Covington, Ky. Printed for the Author at the Office of the "Licking Valley Register," 1846. First edition. 8vo, contemporary tree calf, red leather label, gilt lettering, 480 pages. Front board cracked at the joint but with the cords holding, and two vertical cracks to the front board (one running the length of the board); title page and front free endpaper a bit loose along with the board; rear joint cracked, but holding; some occasional browning and foxing; a good, sound copy. Item #16625

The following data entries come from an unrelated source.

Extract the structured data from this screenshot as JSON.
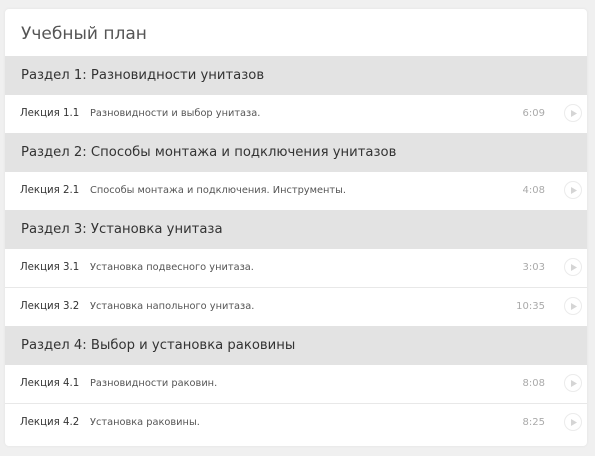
{
  "curriculum": {
    "title": "Учебный план",
    "sections": [
      {
        "title": "Раздел 1: Разновидности унитазов",
        "lectures": [
          {
            "number": "Лекция 1.1",
            "title": "Разновидности и выбор унитаза.",
            "duration": "6:09"
          }
        ]
      },
      {
        "title": "Раздел 2: Способы монтажа и подключения унитазов",
        "lectures": [
          {
            "number": "Лекция 2.1",
            "title": "Способы монтажа и подключения. Инструменты.",
            "duration": "4:08"
          }
        ]
      },
      {
        "title": "Раздел 3: Установка унитаза",
        "lectures": [
          {
            "number": "Лекция 3.1",
            "title": "Установка подвесного унитаза.",
            "duration": "3:03"
          },
          {
            "number": "Лекция 3.2",
            "title": "Установка напольного унитаза.",
            "duration": "10:35"
          }
        ]
      },
      {
        "title": "Раздел 4: Выбор и установка раковины",
        "lectures": [
          {
            "number": "Лекция 4.1",
            "title": "Разновидности раковин.",
            "duration": "8:08"
          },
          {
            "number": "Лекция 4.2",
            "title": "Установка раковины.",
            "duration": "8:25"
          }
        ]
      }
    ]
  },
  "icons": {
    "play": "play-icon"
  },
  "colors": {
    "section_bg": "#e3e3e3",
    "card_bg": "#ffffff",
    "page_bg": "#f0f0f0",
    "duration_text": "#aaaaaa"
  }
}
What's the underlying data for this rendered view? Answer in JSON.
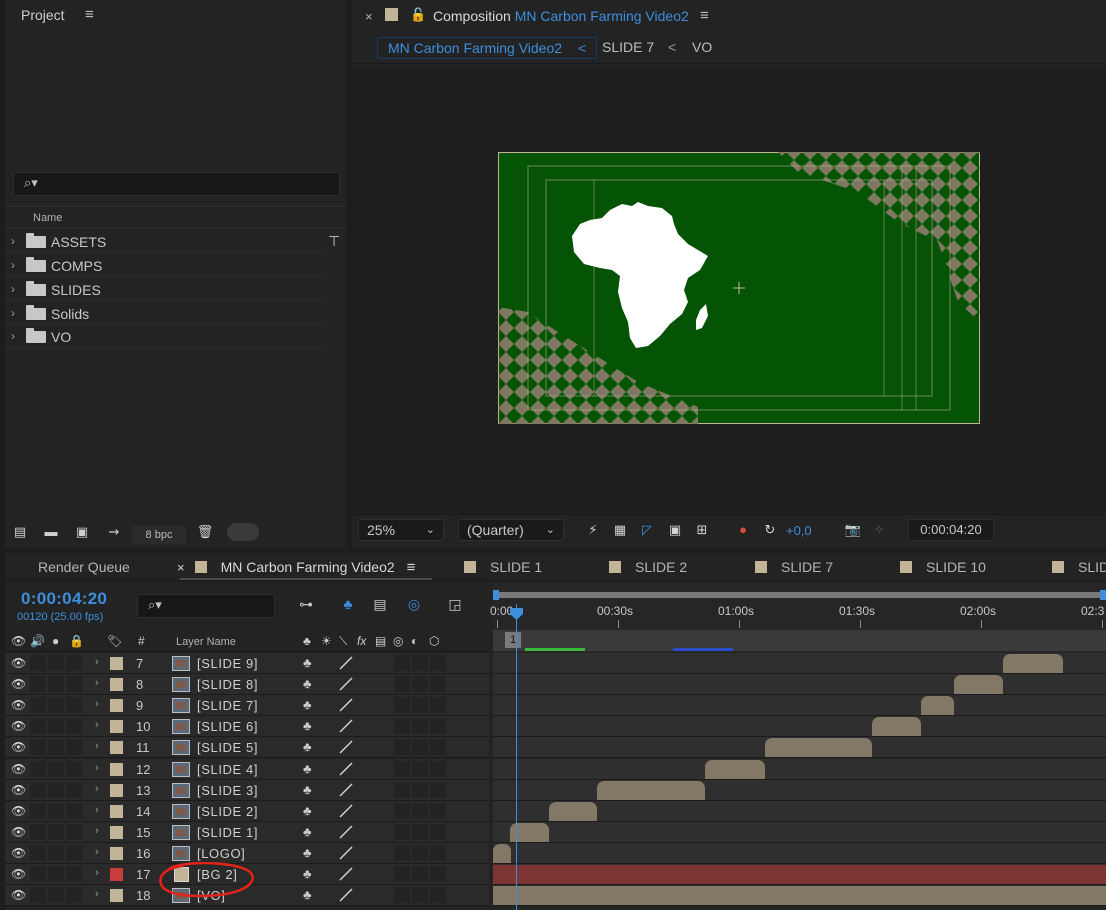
{
  "project": {
    "tab_title": "Project",
    "menu_glyph": "≡",
    "search_glyph": "⌕▾",
    "column_name": "Name",
    "items": [
      {
        "label": "ASSETS"
      },
      {
        "label": "COMPS"
      },
      {
        "label": "SLIDES"
      },
      {
        "label": "Solids"
      },
      {
        "label": "VO"
      }
    ],
    "bpc_label": "8 bpc",
    "footer_icons": [
      "interpret-footage-icon",
      "new-folder-icon",
      "new-composition-icon",
      "flowchart-settings-icon",
      "trash-icon"
    ]
  },
  "viewer": {
    "close_glyph": "×",
    "lock_glyph": "🔓",
    "title_prefix": "Composition",
    "comp_name": "MN Carbon Farming Video2",
    "menu_glyph": "≡",
    "breadcrumbs": {
      "active": "MN Carbon Farming Video2",
      "sep1": "<",
      "item2": "SLIDE 7",
      "sep2": "<",
      "item3": "VO"
    },
    "toolbar": {
      "zoom": "25%",
      "resolution": "(Quarter)",
      "exposure": "+0,0",
      "time": "0:00:04:20"
    },
    "colors": {
      "comp_bg": "#055305",
      "pattern": "#7e7860",
      "accent": "#3d8edc"
    }
  },
  "timeline": {
    "tabs": [
      {
        "label": "Render Queue"
      },
      {
        "label": "MN Carbon Farming Video2"
      },
      {
        "label": "SLIDE 1"
      },
      {
        "label": "SLIDE 2"
      },
      {
        "label": "SLIDE 7"
      },
      {
        "label": "SLIDE 10"
      },
      {
        "label": "SLID"
      }
    ],
    "close_glyph": "×",
    "menu_glyph": "≡",
    "timecode": "0:00:04:20",
    "frame_info": "00120 (25.00 fps)",
    "search_glyph": "⌕▾",
    "col_num": "#",
    "col_layer_name": "Layer Name",
    "ruler": {
      "labels": [
        "0:00s",
        "00:30s",
        "01:00s",
        "01:30s",
        "02:00s",
        "02:3"
      ],
      "marker": "1"
    },
    "layers": [
      {
        "num": "7",
        "name": "[SLIDE 9]",
        "type": "comp",
        "label_color": "#c2b497",
        "start": 0.832,
        "end": 0.93
      },
      {
        "num": "8",
        "name": "[SLIDE 8]",
        "type": "comp",
        "label_color": "#c2b497",
        "start": 0.752,
        "end": 0.832
      },
      {
        "num": "9",
        "name": "[SLIDE 7]",
        "type": "comp",
        "label_color": "#c2b497",
        "start": 0.698,
        "end": 0.752
      },
      {
        "num": "10",
        "name": "[SLIDE 6]",
        "type": "comp",
        "label_color": "#c2b497",
        "start": 0.618,
        "end": 0.698
      },
      {
        "num": "11",
        "name": "[SLIDE 5]",
        "type": "comp",
        "label_color": "#c2b497",
        "start": 0.444,
        "end": 0.618
      },
      {
        "num": "12",
        "name": "[SLIDE 4]",
        "type": "comp",
        "label_color": "#c2b497",
        "start": 0.346,
        "end": 0.444
      },
      {
        "num": "13",
        "name": "[SLIDE 3]",
        "type": "comp",
        "label_color": "#c2b497",
        "start": 0.17,
        "end": 0.346
      },
      {
        "num": "14",
        "name": "[SLIDE 2]",
        "type": "comp",
        "label_color": "#c2b497",
        "start": 0.092,
        "end": 0.17
      },
      {
        "num": "15",
        "name": "[SLIDE 1]",
        "type": "comp",
        "label_color": "#c2b497",
        "start": 0.028,
        "end": 0.092
      },
      {
        "num": "16",
        "name": "[LOGO]",
        "type": "comp",
        "label_color": "#c2b497",
        "start": 0.0,
        "end": 0.03
      },
      {
        "num": "17",
        "name": "[BG 2]",
        "type": "solid",
        "label_color": "#c83c3c",
        "start": 0.0,
        "end": 1.0,
        "bar_color": "#7f3434"
      },
      {
        "num": "18",
        "name": "[VO]",
        "type": "comp",
        "label_color": "#c2b497",
        "start": 0.0,
        "end": 1.0
      }
    ]
  }
}
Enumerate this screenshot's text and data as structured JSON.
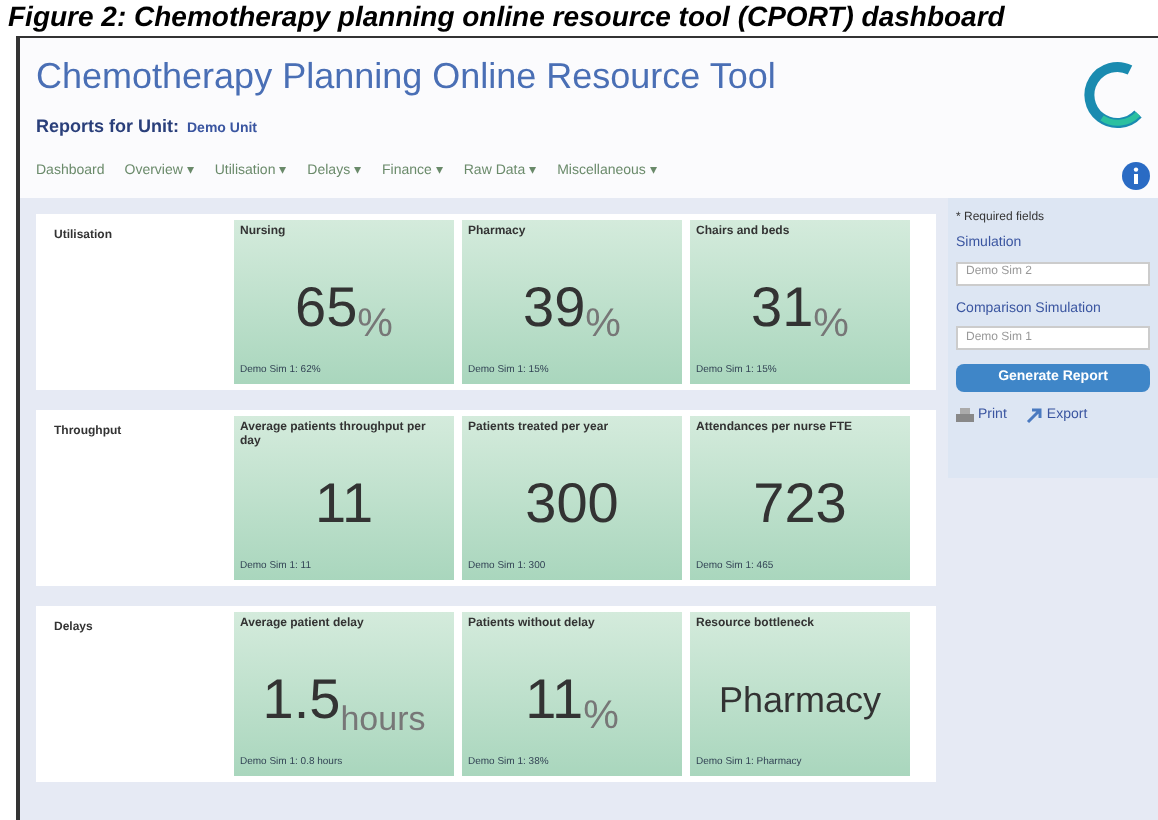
{
  "caption": "Figure 2: Chemotherapy planning online resource tool (CPORT) dashboard",
  "app_title": "Chemotherapy Planning Online Resource Tool",
  "reports_label": "Reports for Unit:",
  "unit": "Demo Unit",
  "menu": [
    "Dashboard",
    "Overview ▾",
    "Utilisation ▾",
    "Delays ▾",
    "Finance ▾",
    "Raw Data ▾",
    "Miscellaneous ▾"
  ],
  "sections": [
    {
      "title": "Utilisation",
      "cards": [
        {
          "label": "Nursing",
          "value": "65",
          "unit": "%",
          "note": "Demo Sim 1: 62%"
        },
        {
          "label": "Pharmacy",
          "value": "39",
          "unit": "%",
          "note": "Demo Sim 1: 15%"
        },
        {
          "label": "Chairs and beds",
          "value": "31",
          "unit": "%",
          "note": "Demo Sim 1: 15%"
        }
      ]
    },
    {
      "title": "Throughput",
      "cards": [
        {
          "label": "Average patients throughput per day",
          "value": "11",
          "note": "Demo Sim 1: 11"
        },
        {
          "label": "Patients treated per year",
          "value": "300",
          "note": "Demo Sim 1: 300"
        },
        {
          "label": "Attendances per nurse FTE",
          "value": "723",
          "note": "Demo Sim 1: 465"
        }
      ]
    },
    {
      "title": "Delays",
      "cards": [
        {
          "label": "Average patient delay",
          "value": "1.5",
          "unit": "hours",
          "note": "Demo Sim 1: 0.8 hours"
        },
        {
          "label": "Patients without delay",
          "value": "11",
          "unit": "%",
          "note": "Demo Sim 1: 38%"
        },
        {
          "label": "Resource bottleneck",
          "value": "Pharmacy",
          "note": "Demo Sim 1: Pharmacy"
        }
      ]
    }
  ],
  "sidebar": {
    "required_note": "* Required fields",
    "simulation_label": "Simulation",
    "simulation_value": "Demo Sim 2",
    "comparison_label": "Comparison Simulation",
    "comparison_value": "Demo Sim 1",
    "generate": "Generate Report",
    "print": "Print",
    "export": "Export"
  }
}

"Is it therefore unreasonable to conclude, that in former times, in that warm country where the passions are known to be strong and uncontrollable, the human race in some instances mingled with *Ourang Outangs, baboons,* or some other similar African animals approximating very nearly to the size and figure of man? This, I believe, is the original source of depravation of human blood in the negro tribe, of that fearful dissimilarity in figure and color which obtains between purely human persons and those degraded Africans who have been imported into our midst, and whom the laws of slavery hold under involuntary servitude." A detailed work that partakes in large part of the cognitive dissonance necessary to be an observant Christian and a supporter of Negro slavery, with much by way of close Bible reading to argue for the whiteness of the skin of the Biblical figures, etc. Darrow, somewhat to his credit, does argue against the slave trade ("a species of commerce at which the finer feelings of the heart revolt") but calls for colonization rather than local emancipation: "The firey and splenetic Abolitionist will growl upon the reading of this; but, while reason, and law, and religion, are all plainly on this side of the subject, I care but little for the froth of political demagogues who have not a white more affection for the black man (very likely not even as much, at best no more) than the writer of this article." With allusions to Dr. Darwin and man's descent from the oyster--though this of course is to the grandfather to Charles and the proto-evolutionary theorist, Erasmus Darwin, as well as further attacks on abolitionists and the Liberty Party (or, as Darrow would have it, "the so called 'Liberty Party'").